* [Input]
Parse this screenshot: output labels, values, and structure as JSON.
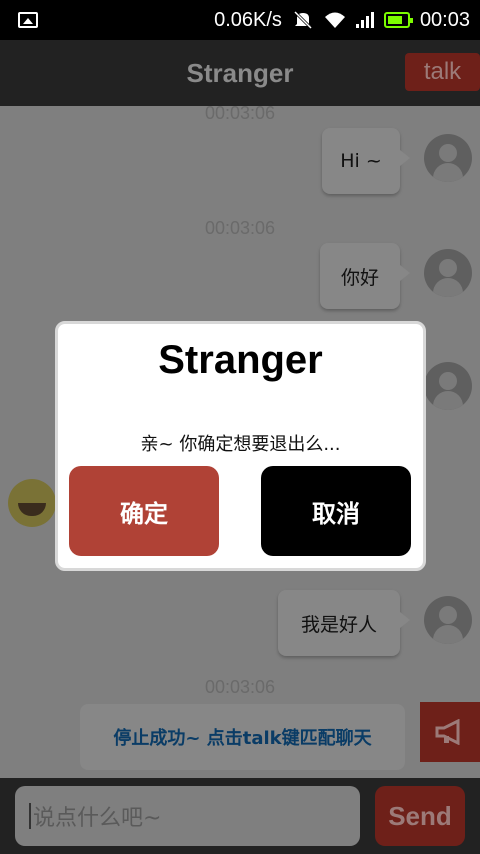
{
  "status_bar": {
    "speed": "0.06K/s",
    "time": "00:03",
    "icons": [
      "image-icon",
      "mute-icon",
      "wifi-icon",
      "signal-icon",
      "battery-icon"
    ]
  },
  "header": {
    "title": "Stranger",
    "talk_label": "talk"
  },
  "messages": [
    {
      "time": "00:03:06",
      "text": "Hi ~"
    },
    {
      "time": "00:03:06",
      "text": "你好"
    },
    {
      "time": "00:03:06",
      "text": "我是好人"
    }
  ],
  "system_message": {
    "time": "00:03:06",
    "text": "停止成功~ 点击talk键匹配聊天"
  },
  "input": {
    "placeholder": "说点什么吧~",
    "send_label": "Send"
  },
  "dialog": {
    "title": "Stranger",
    "message": "亲~ 你确定想要退出么...",
    "confirm_label": "确定",
    "cancel_label": "取消"
  },
  "colors": {
    "accent_red": "#b04236",
    "system_text": "#0a3c66",
    "battery": "#7cfc00"
  }
}
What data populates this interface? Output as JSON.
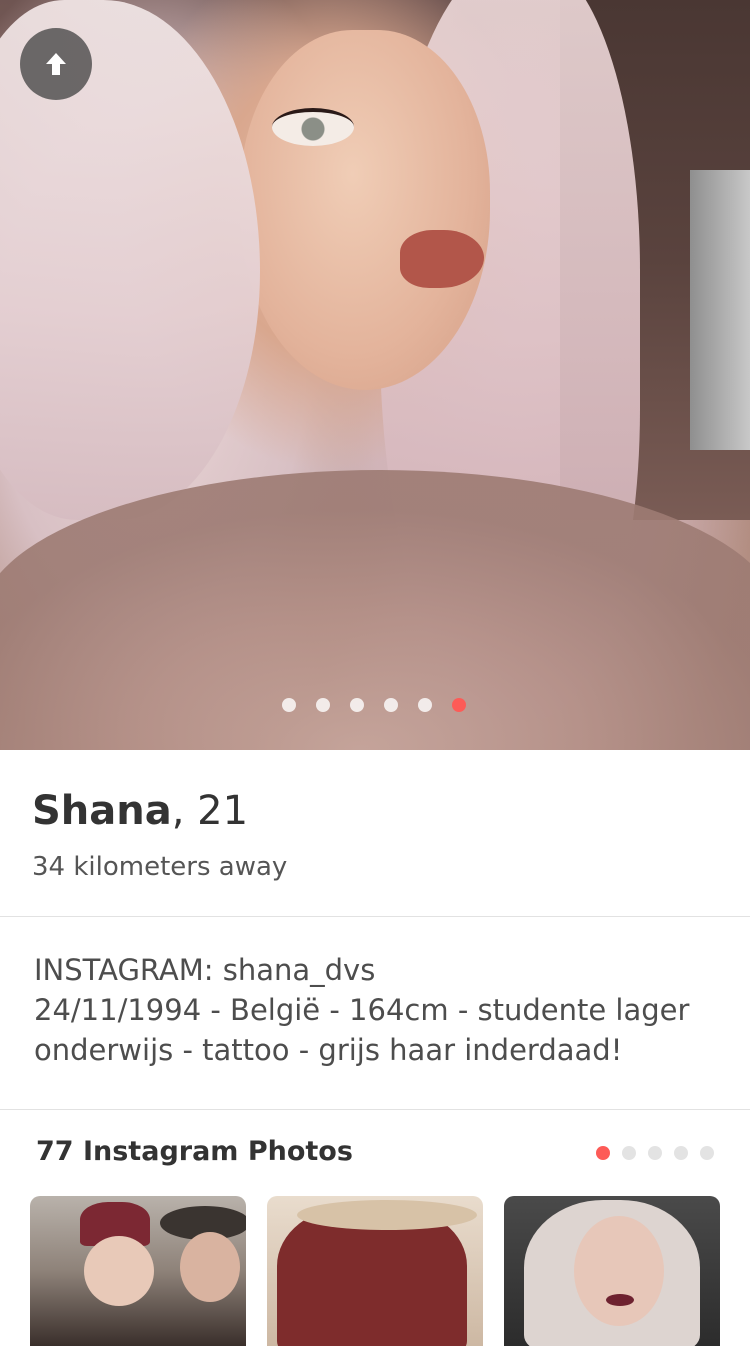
{
  "profile": {
    "name": "Shana",
    "age_text": ", 21",
    "distance": "34 kilometers away",
    "photo_count": 6,
    "active_photo_index": 5
  },
  "bio": {
    "lines": [
      " INSTAGRAM: shana_dvs",
      "24/11/1994 - België - 164cm - studente lager",
      "onderwijs - tattoo - grijs haar inderdaad!"
    ]
  },
  "instagram": {
    "header": "77 Instagram Photos",
    "page_count": 5,
    "active_page_index": 0
  },
  "icons": {
    "back": "arrow-up-icon"
  },
  "colors": {
    "accent": "#fd5b57",
    "text": "#333333",
    "divider": "#e2e2e2"
  }
}
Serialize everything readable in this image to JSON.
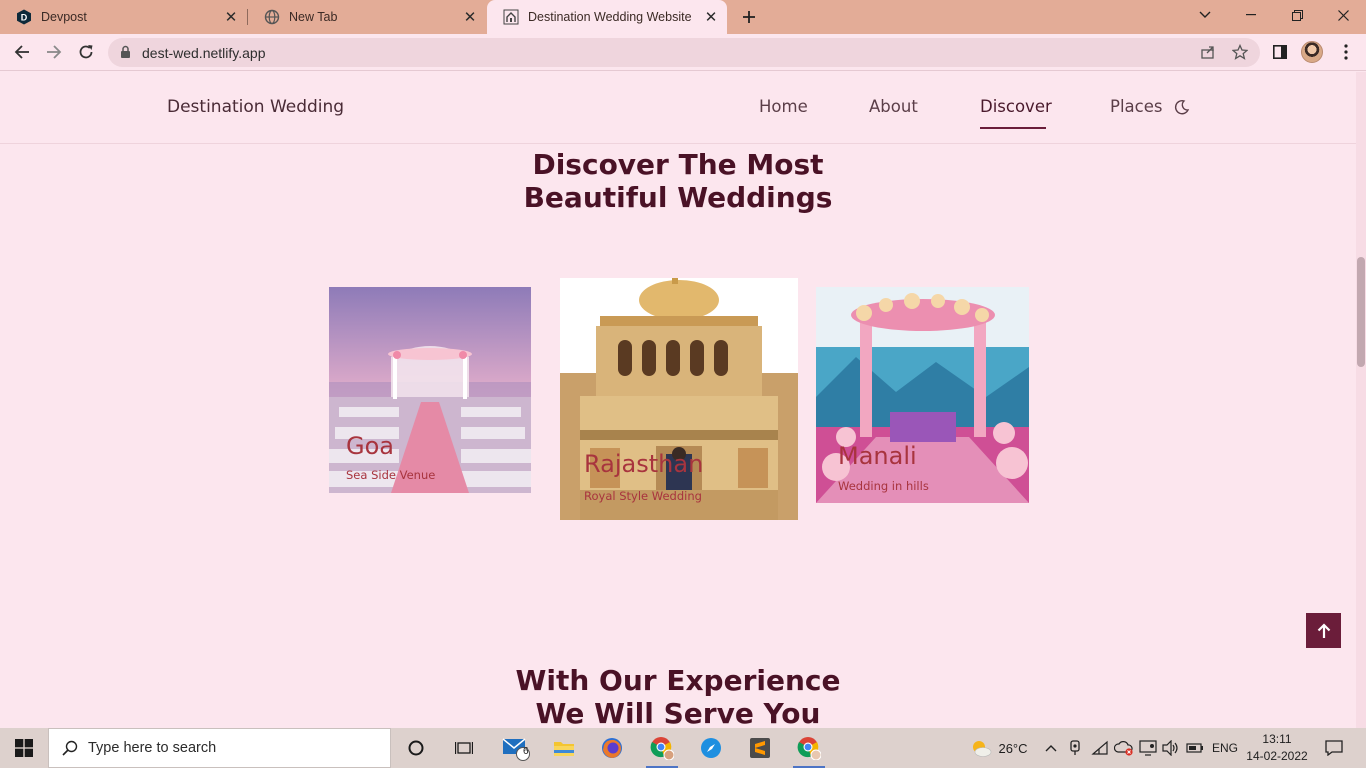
{
  "browser": {
    "tabs": [
      {
        "title": "Devpost",
        "icon": "devpost-logo-icon",
        "active": false
      },
      {
        "title": "New Tab",
        "icon": "globe-icon",
        "active": false
      },
      {
        "title": "Destination Wedding Website",
        "icon": "temple-favicon-icon",
        "active": true
      }
    ],
    "new_tab_icon": "plus-icon",
    "url": "dest-wed.netlify.app"
  },
  "site": {
    "logo": "Destination Wedding",
    "nav": [
      "Home",
      "About",
      "Discover",
      "Places"
    ],
    "active_nav": "Discover",
    "theme_toggle_icon": "moon-icon",
    "discover_title_line1": "Discover The Most",
    "discover_title_line2": "Beautiful Weddings",
    "cards": [
      {
        "name": "Goa",
        "subtitle": "Sea Side Venue"
      },
      {
        "name": "Rajasthan",
        "subtitle": "Royal Style Wedding"
      },
      {
        "name": "Manali",
        "subtitle": "Wedding in hills"
      }
    ],
    "experience_title_line1": "With Our Experience",
    "experience_title_line2": "We Will Serve You",
    "scroll_top_icon": "arrow-up-icon"
  },
  "taskbar": {
    "search_placeholder": "Type here to search",
    "mail_badge": "6",
    "weather": "26°C",
    "language": "ENG",
    "time": "13:11",
    "date": "14-02-2022"
  },
  "colors": {
    "page_bg": "#fce6ee",
    "accent": "#6b1d3a",
    "title": "#4a1226",
    "card_label": "#a8343e",
    "tab_strip": "#e3ac97"
  }
}
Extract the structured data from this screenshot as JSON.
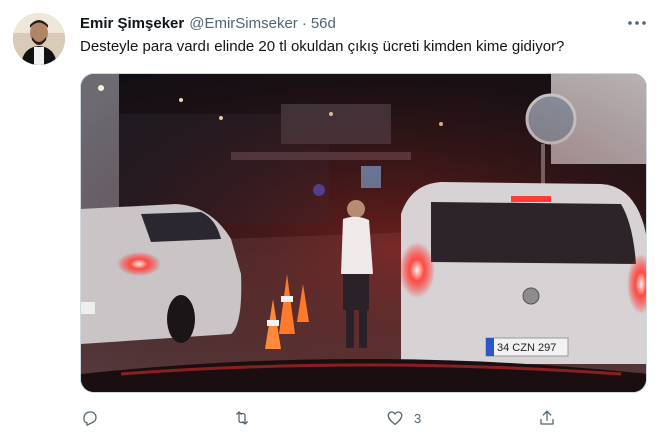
{
  "tweet": {
    "author_name": "Emir Şimşeker",
    "handle": "@EmirSimseker",
    "separator": "·",
    "time": "56d",
    "text": "Desteyle para vardı elinde 20 tl okuldan çıkış ücreti kimden kime gidiyor?",
    "media": {
      "plate_text": "34 CZN 297"
    },
    "actions": {
      "reply": {
        "icon": "reply-icon",
        "count": ""
      },
      "retweet": {
        "icon": "retweet-icon",
        "count": ""
      },
      "like": {
        "icon": "heart-icon",
        "count": "3"
      },
      "share": {
        "icon": "share-icon",
        "count": ""
      }
    }
  },
  "colors": {
    "text_primary": "#0f1419",
    "text_secondary": "#536471",
    "border": "#cfd9de"
  }
}
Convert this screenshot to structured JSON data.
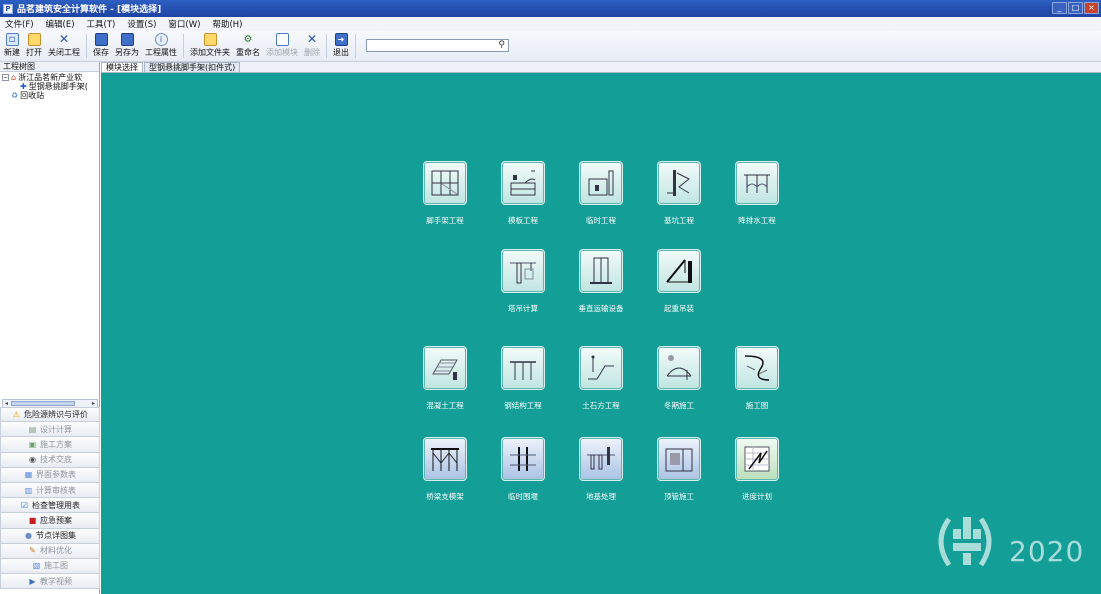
{
  "window": {
    "title": "品茗建筑安全计算软件 - [模块选择]",
    "icon": "app-logo-icon",
    "controls": [
      "minimize",
      "maximize",
      "close"
    ]
  },
  "menu": [
    "文件(F)",
    "编辑(E)",
    "工具(T)",
    "设置(S)",
    "窗口(W)",
    "帮助(H)"
  ],
  "toolbar": {
    "buttons": [
      {
        "label": "新建",
        "icon": "new-file-icon"
      },
      {
        "label": "打开",
        "icon": "open-folder-icon"
      },
      {
        "label": "关闭工程",
        "icon": "close-icon"
      },
      {
        "label": "保存",
        "icon": "save-icon"
      },
      {
        "label": "另存为",
        "icon": "save-as-icon"
      },
      {
        "label": "工程属性",
        "icon": "info-icon"
      },
      {
        "label": "添加文件夹",
        "icon": "add-folder-icon"
      },
      {
        "label": "重命名",
        "icon": "rename-icon"
      },
      {
        "label": "添加模块",
        "icon": "add-module-icon",
        "disabled": true
      },
      {
        "label": "删除",
        "icon": "delete-icon",
        "disabled": true
      },
      {
        "label": "退出",
        "icon": "exit-icon"
      }
    ],
    "search_value": "",
    "search_icon": "search-icon"
  },
  "left": {
    "panel_title": "工程树图",
    "tree": {
      "root": "浙江品茗新产业软",
      "child": "型钢悬挑脚手架(",
      "recycle": "回收站"
    },
    "accordion": [
      {
        "label": "危险源辨识与评价",
        "icon": "warning-icon",
        "active": true
      },
      {
        "label": "设计计算",
        "icon": "calc-icon"
      },
      {
        "label": "施工方案",
        "icon": "plan-icon"
      },
      {
        "label": "技术交底",
        "icon": "briefing-icon"
      },
      {
        "label": "界面参数表",
        "icon": "table-icon"
      },
      {
        "label": "计算审核表",
        "icon": "audit-icon"
      },
      {
        "label": "检查管理用表",
        "icon": "checklist-icon",
        "active": true
      },
      {
        "label": "应急预案",
        "icon": "emergency-icon",
        "active": true
      },
      {
        "label": "节点详图集",
        "icon": "detail-icon",
        "active": true
      },
      {
        "label": "材料优化",
        "icon": "material-icon"
      },
      {
        "label": "施工图",
        "icon": "drawing-icon"
      },
      {
        "label": "教学视频",
        "icon": "video-icon"
      }
    ]
  },
  "tabs": [
    "模块选择",
    "型钢悬挑脚手架(扣件式)"
  ],
  "modules": [
    {
      "label": "脚手架工程",
      "icon": "scaffold-icon"
    },
    {
      "label": "模板工程",
      "icon": "formwork-icon"
    },
    {
      "label": "临时工程",
      "icon": "temporary-works-icon"
    },
    {
      "label": "基坑工程",
      "icon": "foundation-pit-icon"
    },
    {
      "label": "降排水工程",
      "icon": "dewatering-icon"
    },
    {
      "label": "塔吊计算",
      "icon": "tower-crane-icon"
    },
    {
      "label": "垂直运输设备",
      "icon": "vertical-transport-icon"
    },
    {
      "label": "起重吊装",
      "icon": "lifting-icon"
    },
    {
      "label": "混凝土工程",
      "icon": "concrete-icon"
    },
    {
      "label": "钢结构工程",
      "icon": "steel-structure-icon"
    },
    {
      "label": "土石方工程",
      "icon": "earthwork-icon"
    },
    {
      "label": "冬期施工",
      "icon": "winter-construction-icon"
    },
    {
      "label": "施工图",
      "icon": "construction-drawing-icon"
    },
    {
      "label": "桥梁支模架",
      "icon": "bridge-formwork-icon"
    },
    {
      "label": "临时围堰",
      "icon": "cofferdam-icon"
    },
    {
      "label": "地基处理",
      "icon": "ground-treatment-icon"
    },
    {
      "label": "顶管施工",
      "icon": "pipe-jacking-icon"
    },
    {
      "label": "进度计划",
      "icon": "schedule-icon"
    }
  ],
  "watermark": {
    "year": "2020",
    "logo": "csc-logo-icon"
  },
  "colors": {
    "workspace": "#139e97",
    "titlebar": "#2250b4"
  }
}
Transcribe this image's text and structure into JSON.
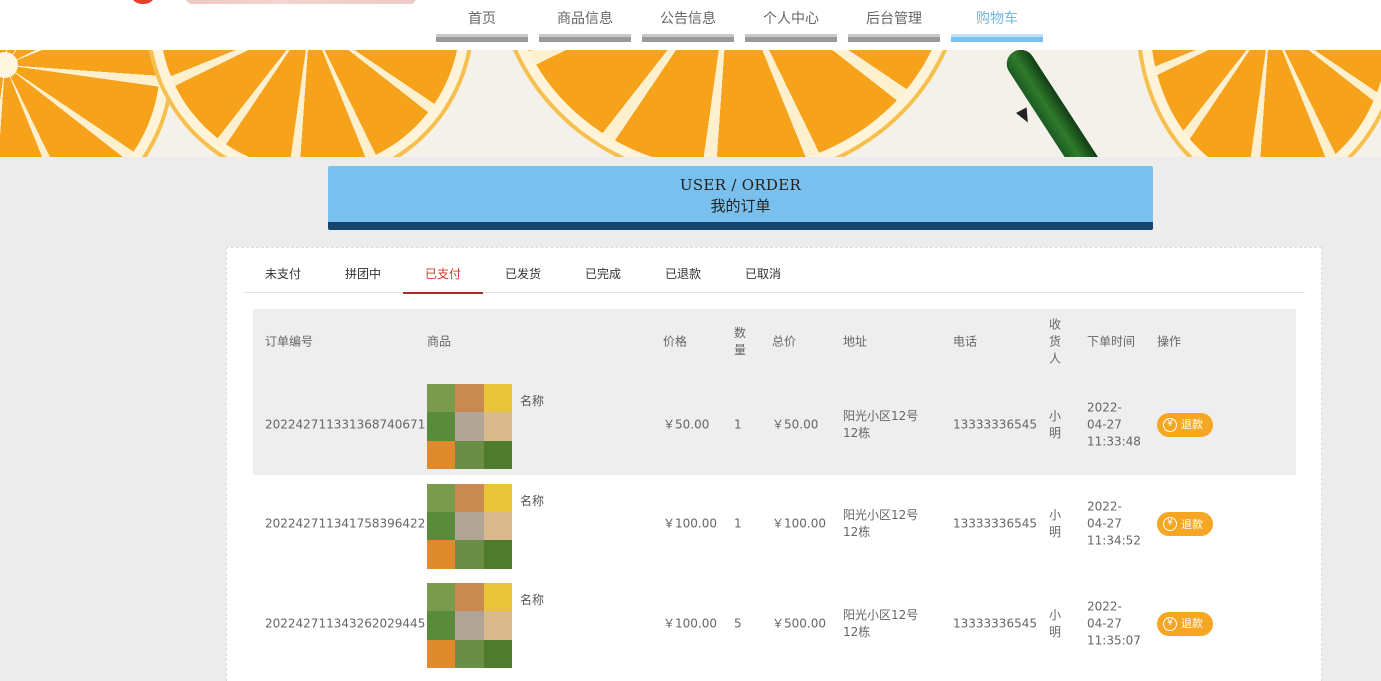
{
  "nav": {
    "items": [
      {
        "label": "首页",
        "active": false
      },
      {
        "label": "商品信息",
        "active": false
      },
      {
        "label": "公告信息",
        "active": false
      },
      {
        "label": "个人中心",
        "active": false
      },
      {
        "label": "后台管理",
        "active": false
      },
      {
        "label": "购物车",
        "active": true
      }
    ]
  },
  "header": {
    "title_en": "USER / ORDER",
    "title_cn": "我的订单"
  },
  "tabs": [
    {
      "label": "未支付",
      "active": false
    },
    {
      "label": "拼团中",
      "active": false
    },
    {
      "label": "已支付",
      "active": true
    },
    {
      "label": "已发货",
      "active": false
    },
    {
      "label": "已完成",
      "active": false
    },
    {
      "label": "已退款",
      "active": false
    },
    {
      "label": "已取消",
      "active": false
    }
  ],
  "table": {
    "columns": {
      "order_no": "订单编号",
      "goods": "商品",
      "price": "价格",
      "qty": "数量",
      "total": "总价",
      "address": "地址",
      "phone": "电话",
      "receiver": "收货人",
      "time": "下单时间",
      "op": "操作"
    },
    "rows": [
      {
        "order_no": "202242711331368740671",
        "goods_name": "名称",
        "price": "￥50.00",
        "qty": "1",
        "total": "￥50.00",
        "address": "阳光小区12号12栋",
        "phone": "13333336545",
        "receiver": "小明",
        "time": "2022-04-27 11:33:48",
        "op_label": "退款"
      },
      {
        "order_no": "202242711341758396422",
        "goods_name": "名称",
        "price": "￥100.00",
        "qty": "1",
        "total": "￥100.00",
        "address": "阳光小区12号12栋",
        "phone": "13333336545",
        "receiver": "小明",
        "time": "2022-04-27 11:34:52",
        "op_label": "退款"
      },
      {
        "order_no": "202242711343262029445",
        "goods_name": "名称",
        "price": "￥100.00",
        "qty": "5",
        "total": "￥500.00",
        "address": "阳光小区12号12栋",
        "phone": "13333336545",
        "receiver": "小明",
        "time": "2022-04-27 11:35:07",
        "op_label": "退款"
      }
    ]
  },
  "colors": {
    "accent": "#7ac0ef",
    "header_underline": "#16446b",
    "active_tab": "#d0392b",
    "refund_button": "#f5a623"
  },
  "icons": {
    "refund": "yen-icon"
  }
}
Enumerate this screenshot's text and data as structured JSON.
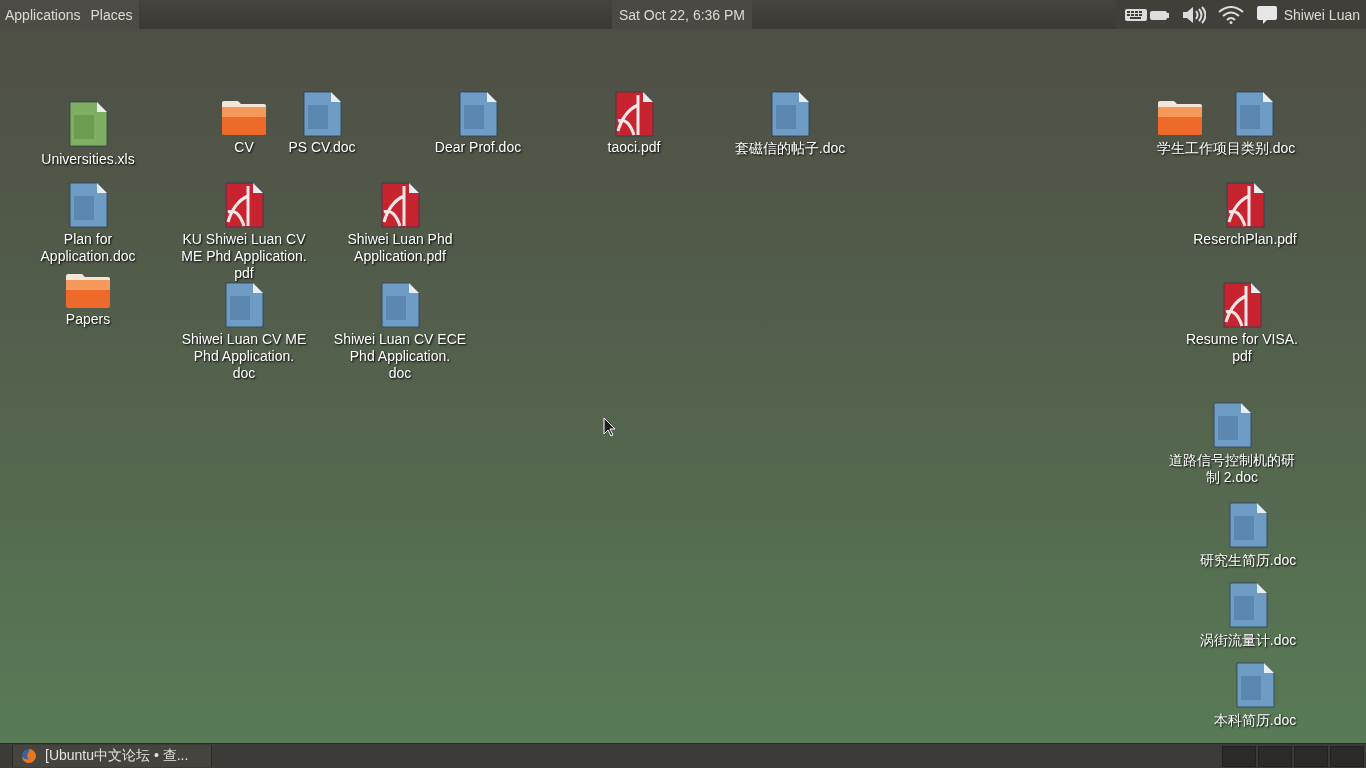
{
  "top_panel": {
    "menus": [
      "Applications",
      "Places"
    ],
    "clock": "Sat Oct 22,  6:36 PM",
    "user": "Shiwei Luan"
  },
  "desktop_icons": [
    {
      "kind": "xls",
      "label": [
        "Universities.xls"
      ]
    },
    {
      "kind": "folder",
      "label": [
        "CV"
      ]
    },
    {
      "kind": "doc",
      "label": [
        "PS CV.doc"
      ]
    },
    {
      "kind": "doc",
      "label": [
        "Dear Prof.doc"
      ]
    },
    {
      "kind": "pdf",
      "label": [
        "taoci.pdf"
      ]
    },
    {
      "kind": "doc",
      "label": [
        "套磁信的帖子.doc"
      ]
    },
    {
      "kind": "folder"
    },
    {
      "kind": "doc",
      "label": [
        "学生工作项目类别.doc"
      ]
    },
    {
      "kind": "doc",
      "label": [
        "Plan for",
        "Application.doc"
      ]
    },
    {
      "kind": "pdf",
      "label": [
        "KU Shiwei Luan CV",
        "ME Phd Application.",
        "pdf"
      ]
    },
    {
      "kind": "pdf",
      "label": [
        "Shiwei Luan Phd",
        "Application.pdf"
      ]
    },
    {
      "kind": "pdf",
      "label": [
        "ReserchPlan.pdf"
      ]
    },
    {
      "kind": "folder",
      "label": [
        "Papers"
      ]
    },
    {
      "kind": "doc",
      "label": [
        "Shiwei Luan CV ME",
        "Phd Application.",
        "doc"
      ]
    },
    {
      "kind": "doc",
      "label": [
        "Shiwei Luan CV ECE",
        "Phd Application.",
        "doc"
      ]
    },
    {
      "kind": "pdf",
      "label": [
        "Resume for VISA.",
        "pdf"
      ]
    },
    {
      "kind": "doc",
      "label": [
        "道路信号控制机的研",
        "制 2.doc"
      ]
    },
    {
      "kind": "doc",
      "label": [
        "研究生简历.doc"
      ]
    },
    {
      "kind": "doc",
      "label": [
        "涡街流量计.doc"
      ]
    },
    {
      "kind": "doc",
      "label": [
        "本科简历.doc"
      ]
    }
  ],
  "taskbar": {
    "windows": [
      {
        "title": "[Ubuntu中文论坛 • 查..."
      }
    ]
  }
}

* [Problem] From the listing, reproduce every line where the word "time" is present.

* [Response to this task]
    "time": "00:03",
      "time": "00:03:06",
      "time": "00:03:06",
      "time": "00:03:06",
    "time": "00:03:06",
    "time": "13:11",
    "time": "56d",
      "time": "下单时间",
        "time": "2022-04-27 11:33:48",
        "time": "2022-04-27 11:34:52",
        "time": "2022-04-27 11:35:07",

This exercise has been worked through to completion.